▸ Available data:
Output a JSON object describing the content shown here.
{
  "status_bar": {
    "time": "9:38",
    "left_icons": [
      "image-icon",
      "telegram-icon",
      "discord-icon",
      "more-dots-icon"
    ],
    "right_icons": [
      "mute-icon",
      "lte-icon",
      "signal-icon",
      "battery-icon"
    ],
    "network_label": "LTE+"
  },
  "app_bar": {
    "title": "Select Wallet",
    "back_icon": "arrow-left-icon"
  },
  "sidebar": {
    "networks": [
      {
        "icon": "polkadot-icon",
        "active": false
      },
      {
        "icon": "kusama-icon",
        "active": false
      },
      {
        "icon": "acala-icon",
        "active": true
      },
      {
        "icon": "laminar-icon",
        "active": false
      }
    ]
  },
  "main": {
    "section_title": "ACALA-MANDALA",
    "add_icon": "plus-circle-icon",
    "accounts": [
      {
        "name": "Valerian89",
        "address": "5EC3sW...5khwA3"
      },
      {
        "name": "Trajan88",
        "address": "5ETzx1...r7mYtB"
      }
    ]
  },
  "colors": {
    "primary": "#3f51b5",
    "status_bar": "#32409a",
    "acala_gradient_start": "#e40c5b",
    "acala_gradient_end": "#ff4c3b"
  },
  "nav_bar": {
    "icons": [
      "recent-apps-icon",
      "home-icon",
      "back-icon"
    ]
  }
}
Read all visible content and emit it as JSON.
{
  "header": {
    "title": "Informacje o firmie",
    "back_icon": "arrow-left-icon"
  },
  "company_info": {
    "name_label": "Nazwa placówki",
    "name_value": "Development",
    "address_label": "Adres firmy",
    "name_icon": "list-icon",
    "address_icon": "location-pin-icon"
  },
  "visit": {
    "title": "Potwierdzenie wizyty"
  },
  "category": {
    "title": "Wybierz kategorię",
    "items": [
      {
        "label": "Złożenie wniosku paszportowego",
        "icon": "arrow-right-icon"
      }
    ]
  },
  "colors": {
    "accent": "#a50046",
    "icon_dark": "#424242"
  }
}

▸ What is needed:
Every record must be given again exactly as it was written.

▸ Solution for this task:
Output a JSON object describing the content shown here.
{
  "status_bar": {
    "time": "9:38",
    "left_icons": [
      "image-icon",
      "telegram-icon",
      "discord-icon",
      "more-dots-icon"
    ],
    "right_icons": [
      "mute-icon",
      "lte-icon",
      "signal-icon",
      "battery-icon"
    ],
    "network_label": "LTE+"
  },
  "app_bar": {
    "title": "Select Wallet",
    "back_icon": "arrow-left-icon"
  },
  "sidebar": {
    "networks": [
      {
        "icon": "polkadot-icon",
        "active": false
      },
      {
        "icon": "kusama-icon",
        "active": false
      },
      {
        "icon": "acala-icon",
        "active": true
      },
      {
        "icon": "laminar-icon",
        "active": false
      }
    ]
  },
  "main": {
    "section_title": "ACALA-MANDALA",
    "add_icon": "plus-circle-icon",
    "accounts": [
      {
        "name": "Valerian89",
        "address": "5EC3sW...5khwA3"
      },
      {
        "name": "Trajan88",
        "address": "5ETzx1...r7mYtB"
      }
    ]
  },
  "colors": {
    "primary": "#3f51b5",
    "status_bar": "#32409a",
    "acala_gradient_start": "#e40c5b",
    "acala_gradient_end": "#ff4c3b"
  },
  "nav_bar": {
    "icons": [
      "recent-apps-icon",
      "home-icon",
      "back-icon"
    ]
  }
}
Read all visible content and emit it as JSON.
{
  "header": {
    "title": "Informacje o firmie",
    "back_icon": "arrow-left-icon"
  },
  "company_info": {
    "name_label": "Nazwa placówki",
    "name_value": "Development",
    "address_label": "Adres firmy",
    "name_icon": "list-icon",
    "address_icon": "location-pin-icon"
  },
  "visit": {
    "title": "Potwierdzenie wizyty"
  },
  "category": {
    "title": "Wybierz kategorię",
    "items": [
      {
        "label": "Złożenie wniosku paszportowego",
        "icon": "arrow-right-icon"
      }
    ]
  },
  "colors": {
    "accent": "#a50046",
    "icon_dark": "#424242"
  }
}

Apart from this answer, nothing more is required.